Using three separate cultural influences, a Spanish style home is composed of characteristics of Adobe Indian Pueblo, Spanish mission and Mediterranean accents. Often referred to as Spanish colonial revival, Hispanic or Spanish eclectic, this style is commonly found in the Southwestern United States.
Adobe Indian Pueblo
The Adobe Indians first used sun-dried building blocks covered with mud to build Pueblos. Flat roofs, deep door openings and windows and benches that protrude from walls are common features.
The Spanish adopted the Pueblo features and created their own designs, often mimicking mission churches that featured red tile roofs, rounded windows and smooth stucco siding.
Mediterranean or hacienda style homes are often characterized by two stories and high ceilings which are usually accented with rough-hewn beams. Courtyards and garden walls with lots of stone and brick dominate outdoor areas.
Creating a Blend
Spanish Pueblo, mission style and Mediterranean homes began to blend with one another during the early 1900s in the Southwest United States.

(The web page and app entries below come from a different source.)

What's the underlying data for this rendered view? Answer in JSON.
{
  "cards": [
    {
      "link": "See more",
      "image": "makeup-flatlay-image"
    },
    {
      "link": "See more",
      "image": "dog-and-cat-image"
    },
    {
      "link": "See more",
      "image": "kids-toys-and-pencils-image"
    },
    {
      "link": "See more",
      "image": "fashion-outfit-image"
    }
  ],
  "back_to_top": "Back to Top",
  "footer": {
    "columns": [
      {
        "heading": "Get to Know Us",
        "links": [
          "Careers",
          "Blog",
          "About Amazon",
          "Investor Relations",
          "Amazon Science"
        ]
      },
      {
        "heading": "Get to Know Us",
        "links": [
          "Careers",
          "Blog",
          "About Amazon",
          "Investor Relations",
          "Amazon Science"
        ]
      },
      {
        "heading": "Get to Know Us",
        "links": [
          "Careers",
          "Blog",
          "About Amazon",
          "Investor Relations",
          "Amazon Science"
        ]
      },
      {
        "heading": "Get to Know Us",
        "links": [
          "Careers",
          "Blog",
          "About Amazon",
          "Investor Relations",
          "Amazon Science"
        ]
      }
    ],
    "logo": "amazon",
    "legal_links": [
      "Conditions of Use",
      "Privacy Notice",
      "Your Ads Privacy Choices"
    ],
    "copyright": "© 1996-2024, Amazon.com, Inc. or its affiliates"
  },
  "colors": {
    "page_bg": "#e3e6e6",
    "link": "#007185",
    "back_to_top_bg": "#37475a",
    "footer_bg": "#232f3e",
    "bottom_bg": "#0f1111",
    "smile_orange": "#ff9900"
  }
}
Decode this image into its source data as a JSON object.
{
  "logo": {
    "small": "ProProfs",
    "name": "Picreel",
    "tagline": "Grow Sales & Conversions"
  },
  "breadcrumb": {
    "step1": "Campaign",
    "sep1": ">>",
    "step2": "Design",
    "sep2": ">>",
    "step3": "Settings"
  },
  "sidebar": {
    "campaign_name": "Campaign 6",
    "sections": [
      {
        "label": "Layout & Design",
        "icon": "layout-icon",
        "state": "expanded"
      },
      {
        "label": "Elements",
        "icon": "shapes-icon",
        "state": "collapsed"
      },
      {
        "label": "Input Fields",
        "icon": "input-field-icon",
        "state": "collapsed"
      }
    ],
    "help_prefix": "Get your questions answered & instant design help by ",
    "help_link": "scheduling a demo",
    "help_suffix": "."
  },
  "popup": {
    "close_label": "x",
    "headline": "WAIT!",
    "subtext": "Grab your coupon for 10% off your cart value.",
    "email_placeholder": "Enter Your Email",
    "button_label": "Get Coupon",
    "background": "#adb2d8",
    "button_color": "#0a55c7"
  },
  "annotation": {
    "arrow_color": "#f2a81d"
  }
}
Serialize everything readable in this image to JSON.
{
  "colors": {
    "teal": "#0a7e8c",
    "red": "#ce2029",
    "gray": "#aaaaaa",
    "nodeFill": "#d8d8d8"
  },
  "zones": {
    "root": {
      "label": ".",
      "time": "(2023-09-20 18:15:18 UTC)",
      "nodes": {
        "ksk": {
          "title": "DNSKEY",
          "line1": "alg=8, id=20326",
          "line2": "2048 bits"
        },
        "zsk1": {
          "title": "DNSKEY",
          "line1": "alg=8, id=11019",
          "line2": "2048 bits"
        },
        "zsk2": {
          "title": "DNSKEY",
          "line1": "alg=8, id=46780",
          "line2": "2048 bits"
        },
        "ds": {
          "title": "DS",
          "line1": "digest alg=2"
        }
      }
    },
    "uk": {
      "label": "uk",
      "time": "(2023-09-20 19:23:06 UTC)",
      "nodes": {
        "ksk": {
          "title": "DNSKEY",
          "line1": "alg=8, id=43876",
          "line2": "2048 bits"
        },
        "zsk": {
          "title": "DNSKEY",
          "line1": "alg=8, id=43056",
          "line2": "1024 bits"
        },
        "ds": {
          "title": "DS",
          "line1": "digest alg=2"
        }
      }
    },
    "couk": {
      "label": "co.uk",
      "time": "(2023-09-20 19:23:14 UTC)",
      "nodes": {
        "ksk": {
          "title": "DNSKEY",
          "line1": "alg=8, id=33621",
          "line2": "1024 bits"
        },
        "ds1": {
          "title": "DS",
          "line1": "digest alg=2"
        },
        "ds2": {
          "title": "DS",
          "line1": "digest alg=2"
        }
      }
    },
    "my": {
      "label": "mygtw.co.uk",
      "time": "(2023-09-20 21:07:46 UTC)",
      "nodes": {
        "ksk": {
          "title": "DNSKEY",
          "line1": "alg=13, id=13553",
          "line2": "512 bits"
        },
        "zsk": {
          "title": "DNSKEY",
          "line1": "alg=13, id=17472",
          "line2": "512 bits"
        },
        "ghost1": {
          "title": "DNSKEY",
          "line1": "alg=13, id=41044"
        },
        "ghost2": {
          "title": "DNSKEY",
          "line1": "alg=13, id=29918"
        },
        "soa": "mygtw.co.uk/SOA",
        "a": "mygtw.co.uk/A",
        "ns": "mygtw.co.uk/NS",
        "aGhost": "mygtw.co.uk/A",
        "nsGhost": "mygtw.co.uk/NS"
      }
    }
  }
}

The red tile roofs, smooth stucco siding and deep door openings of the Spanish themes blended with Mediterranean arches, balconies and wrought iron detail.
Architect Bertram Grosvenor Goodhue is noted for bringing this style to California in celebration of the opening of the Panama Canal in 1915. It was at this time that San Diego became a port of call and a new style was desired apart from the normal Renaissance flavor to add a festive atmosphere.